* _Exercise_
Each line of the material must be returned exactly.
++++++++
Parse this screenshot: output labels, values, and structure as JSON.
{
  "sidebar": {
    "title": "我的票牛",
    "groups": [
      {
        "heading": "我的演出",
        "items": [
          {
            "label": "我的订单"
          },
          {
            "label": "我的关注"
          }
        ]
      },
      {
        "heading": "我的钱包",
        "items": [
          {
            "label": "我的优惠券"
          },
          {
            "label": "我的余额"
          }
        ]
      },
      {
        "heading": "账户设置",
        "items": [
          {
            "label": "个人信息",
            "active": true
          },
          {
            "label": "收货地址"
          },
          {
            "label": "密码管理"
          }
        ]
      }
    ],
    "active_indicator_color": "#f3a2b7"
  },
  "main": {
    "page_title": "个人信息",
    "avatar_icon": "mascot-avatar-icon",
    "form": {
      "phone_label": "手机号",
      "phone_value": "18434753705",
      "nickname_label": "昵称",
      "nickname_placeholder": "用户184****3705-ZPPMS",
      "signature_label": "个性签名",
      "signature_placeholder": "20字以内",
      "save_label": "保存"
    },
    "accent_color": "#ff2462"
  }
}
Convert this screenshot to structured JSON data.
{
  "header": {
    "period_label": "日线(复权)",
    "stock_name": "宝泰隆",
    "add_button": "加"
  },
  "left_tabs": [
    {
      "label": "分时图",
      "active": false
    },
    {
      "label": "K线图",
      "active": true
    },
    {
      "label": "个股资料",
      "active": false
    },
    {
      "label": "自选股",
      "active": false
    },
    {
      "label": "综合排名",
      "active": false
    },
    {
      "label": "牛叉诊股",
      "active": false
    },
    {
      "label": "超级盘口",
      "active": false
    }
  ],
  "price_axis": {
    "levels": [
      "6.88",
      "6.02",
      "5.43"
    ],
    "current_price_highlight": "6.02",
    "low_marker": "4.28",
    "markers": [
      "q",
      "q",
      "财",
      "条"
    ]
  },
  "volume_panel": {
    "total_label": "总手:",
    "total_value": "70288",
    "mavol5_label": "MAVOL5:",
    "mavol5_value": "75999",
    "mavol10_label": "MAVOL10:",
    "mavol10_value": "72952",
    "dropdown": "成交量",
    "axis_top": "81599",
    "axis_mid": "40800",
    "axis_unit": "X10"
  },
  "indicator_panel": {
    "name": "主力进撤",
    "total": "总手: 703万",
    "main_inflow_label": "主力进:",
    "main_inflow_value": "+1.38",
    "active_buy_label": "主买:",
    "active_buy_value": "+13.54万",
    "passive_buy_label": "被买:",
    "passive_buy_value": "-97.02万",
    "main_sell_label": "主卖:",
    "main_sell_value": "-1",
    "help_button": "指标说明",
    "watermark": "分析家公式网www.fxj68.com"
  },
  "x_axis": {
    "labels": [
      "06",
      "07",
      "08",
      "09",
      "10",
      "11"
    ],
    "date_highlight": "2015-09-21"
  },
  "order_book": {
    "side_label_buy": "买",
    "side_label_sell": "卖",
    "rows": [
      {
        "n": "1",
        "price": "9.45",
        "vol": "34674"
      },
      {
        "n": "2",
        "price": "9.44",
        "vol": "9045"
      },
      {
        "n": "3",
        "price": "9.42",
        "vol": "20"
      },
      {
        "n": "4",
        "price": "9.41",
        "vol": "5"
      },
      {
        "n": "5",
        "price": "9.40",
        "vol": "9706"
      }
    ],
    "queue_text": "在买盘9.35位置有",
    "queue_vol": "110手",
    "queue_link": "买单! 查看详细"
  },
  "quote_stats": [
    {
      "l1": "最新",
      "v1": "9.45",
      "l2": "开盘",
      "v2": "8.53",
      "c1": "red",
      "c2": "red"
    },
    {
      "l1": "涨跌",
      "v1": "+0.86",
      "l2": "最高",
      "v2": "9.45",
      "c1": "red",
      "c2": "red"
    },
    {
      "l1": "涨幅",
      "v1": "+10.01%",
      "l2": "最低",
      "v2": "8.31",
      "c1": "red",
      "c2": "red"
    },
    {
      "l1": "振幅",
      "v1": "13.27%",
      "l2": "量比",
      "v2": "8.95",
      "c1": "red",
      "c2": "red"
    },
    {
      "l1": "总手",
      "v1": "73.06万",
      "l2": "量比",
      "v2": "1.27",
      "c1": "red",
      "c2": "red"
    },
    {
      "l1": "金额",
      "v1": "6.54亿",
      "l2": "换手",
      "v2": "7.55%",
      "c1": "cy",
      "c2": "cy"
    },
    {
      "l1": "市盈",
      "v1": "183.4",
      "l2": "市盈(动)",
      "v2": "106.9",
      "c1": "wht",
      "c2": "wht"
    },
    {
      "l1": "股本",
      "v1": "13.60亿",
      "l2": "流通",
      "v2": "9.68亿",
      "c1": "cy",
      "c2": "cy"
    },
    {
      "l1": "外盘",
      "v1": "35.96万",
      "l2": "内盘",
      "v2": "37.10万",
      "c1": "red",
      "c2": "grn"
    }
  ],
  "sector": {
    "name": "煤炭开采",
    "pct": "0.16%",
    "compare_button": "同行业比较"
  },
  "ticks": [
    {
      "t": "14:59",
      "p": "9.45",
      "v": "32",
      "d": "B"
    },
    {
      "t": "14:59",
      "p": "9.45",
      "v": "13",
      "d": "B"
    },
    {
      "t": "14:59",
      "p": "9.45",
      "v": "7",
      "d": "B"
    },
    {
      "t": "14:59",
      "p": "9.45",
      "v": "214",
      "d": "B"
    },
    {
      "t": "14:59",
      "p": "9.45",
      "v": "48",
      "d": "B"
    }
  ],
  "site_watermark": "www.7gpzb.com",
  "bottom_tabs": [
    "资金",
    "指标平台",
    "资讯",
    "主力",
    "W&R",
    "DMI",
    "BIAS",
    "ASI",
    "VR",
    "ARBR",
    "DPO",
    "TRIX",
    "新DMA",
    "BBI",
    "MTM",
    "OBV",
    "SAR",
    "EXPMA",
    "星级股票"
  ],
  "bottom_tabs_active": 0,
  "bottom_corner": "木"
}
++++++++
* _Answer space_
Parse this screenshot: output labels, values, and structure as JSON.
{
  "sidebar": {
    "title": "我的票牛",
    "groups": [
      {
        "heading": "我的演出",
        "items": [
          {
            "label": "我的订单"
          },
          {
            "label": "我的关注"
          }
        ]
      },
      {
        "heading": "我的钱包",
        "items": [
          {
            "label": "我的优惠券"
          },
          {
            "label": "我的余额"
          }
        ]
      },
      {
        "heading": "账户设置",
        "items": [
          {
            "label": "个人信息",
            "active": true
          },
          {
            "label": "收货地址"
          },
          {
            "label": "密码管理"
          }
        ]
      }
    ],
    "active_indicator_color": "#f3a2b7"
  },
  "main": {
    "page_title": "个人信息",
    "avatar_icon": "mascot-avatar-icon",
    "form": {
      "phone_label": "手机号",
      "phone_value": "18434753705",
      "nickname_label": "昵称",
      "nickname_placeholder": "用户184****3705-ZPPMS",
      "signature_label": "个性签名",
      "signature_placeholder": "20字以内",
      "save_label": "保存"
    },
    "accent_color": "#ff2462"
  }
}
Convert this screenshot to structured JSON data.
{
  "header": {
    "period_label": "日线(复权)",
    "stock_name": "宝泰隆",
    "add_button": "加"
  },
  "left_tabs": [
    {
      "label": "分时图",
      "active": false
    },
    {
      "label": "K线图",
      "active": true
    },
    {
      "label": "个股资料",
      "active": false
    },
    {
      "label": "自选股",
      "active": false
    },
    {
      "label": "综合排名",
      "active": false
    },
    {
      "label": "牛叉诊股",
      "active": false
    },
    {
      "label": "超级盘口",
      "active": false
    }
  ],
  "price_axis": {
    "levels": [
      "6.88",
      "6.02",
      "5.43"
    ],
    "current_price_highlight": "6.02",
    "low_marker": "4.28",
    "markers": [
      "q",
      "q",
      "财",
      "条"
    ]
  },
  "volume_panel": {
    "total_label": "总手:",
    "total_value": "70288",
    "mavol5_label": "MAVOL5:",
    "mavol5_value": "75999",
    "mavol10_label": "MAVOL10:",
    "mavol10_value": "72952",
    "dropdown": "成交量",
    "axis_top": "81599",
    "axis_mid": "40800",
    "axis_unit": "X10"
  },
  "indicator_panel": {
    "name": "主力进撤",
    "total": "总手: 703万",
    "main_inflow_label": "主力进:",
    "main_inflow_value": "+1.38",
    "active_buy_label": "主买:",
    "active_buy_value": "+13.54万",
    "passive_buy_label": "被买:",
    "passive_buy_value": "-97.02万",
    "main_sell_label": "主卖:",
    "main_sell_value": "-1",
    "help_button": "指标说明",
    "watermark": "分析家公式网www.fxj68.com"
  },
  "x_axis": {
    "labels": [
      "06",
      "07",
      "08",
      "09",
      "10",
      "11"
    ],
    "date_highlight": "2015-09-21"
  },
  "order_book": {
    "side_label_buy": "买",
    "side_label_sell": "卖",
    "rows": [
      {
        "n": "1",
        "price": "9.45",
        "vol": "34674"
      },
      {
        "n": "2",
        "price": "9.44",
        "vol": "9045"
      },
      {
        "n": "3",
        "price": "9.42",
        "vol": "20"
      },
      {
        "n": "4",
        "price": "9.41",
        "vol": "5"
      },
      {
        "n": "5",
        "price": "9.40",
        "vol": "9706"
      }
    ],
    "queue_text": "在买盘9.35位置有",
    "queue_vol": "110手",
    "queue_link": "买单! 查看详细"
  },
  "quote_stats": [
    {
      "l1": "最新",
      "v1": "9.45",
      "l2": "开盘",
      "v2": "8.53",
      "c1": "red",
      "c2": "red"
    },
    {
      "l1": "涨跌",
      "v1": "+0.86",
      "l2": "最高",
      "v2": "9.45",
      "c1": "red",
      "c2": "red"
    },
    {
      "l1": "涨幅",
      "v1": "+10.01%",
      "l2": "最低",
      "v2": "8.31",
      "c1": "red",
      "c2": "red"
    },
    {
      "l1": "振幅",
      "v1": "13.27%",
      "l2": "量比",
      "v2": "8.95",
      "c1": "red",
      "c2": "red"
    },
    {
      "l1": "总手",
      "v1": "73.06万",
      "l2": "量比",
      "v2": "1.27",
      "c1": "red",
      "c2": "red"
    },
    {
      "l1": "金额",
      "v1": "6.54亿",
      "l2": "换手",
      "v2": "7.55%",
      "c1": "cy",
      "c2": "cy"
    },
    {
      "l1": "市盈",
      "v1": "183.4",
      "l2": "市盈(动)",
      "v2": "106.9",
      "c1": "wht",
      "c2": "wht"
    },
    {
      "l1": "股本",
      "v1": "13.60亿",
      "l2": "流通",
      "v2": "9.68亿",
      "c1": "cy",
      "c2": "cy"
    },
    {
      "l1": "外盘",
      "v1": "35.96万",
      "l2": "内盘",
      "v2": "37.10万",
      "c1": "red",
      "c2": "grn"
    }
  ],
  "sector": {
    "name": "煤炭开采",
    "pct": "0.16%",
    "compare_button": "同行业比较"
  },
  "ticks": [
    {
      "t": "14:59",
      "p": "9.45",
      "v": "32",
      "d": "B"
    },
    {
      "t": "14:59",
      "p": "9.45",
      "v": "13",
      "d": "B"
    },
    {
      "t": "14:59",
      "p": "9.45",
      "v": "7",
      "d": "B"
    },
    {
      "t": "14:59",
      "p": "9.45",
      "v": "214",
      "d": "B"
    },
    {
      "t": "14:59",
      "p": "9.45",
      "v": "48",
      "d": "B"
    }
  ],
  "site_watermark": "www.7gpzb.com",
  "bottom_tabs": [
    "资金",
    "指标平台",
    "资讯",
    "主力",
    "W&R",
    "DMI",
    "BIAS",
    "ASI",
    "VR",
    "ARBR",
    "DPO",
    "TRIX",
    "新DMA",
    "BBI",
    "MTM",
    "OBV",
    "SAR",
    "EXPMA",
    "星级股票"
  ],
  "bottom_tabs_active": 0,
  "bottom_corner": "木"
}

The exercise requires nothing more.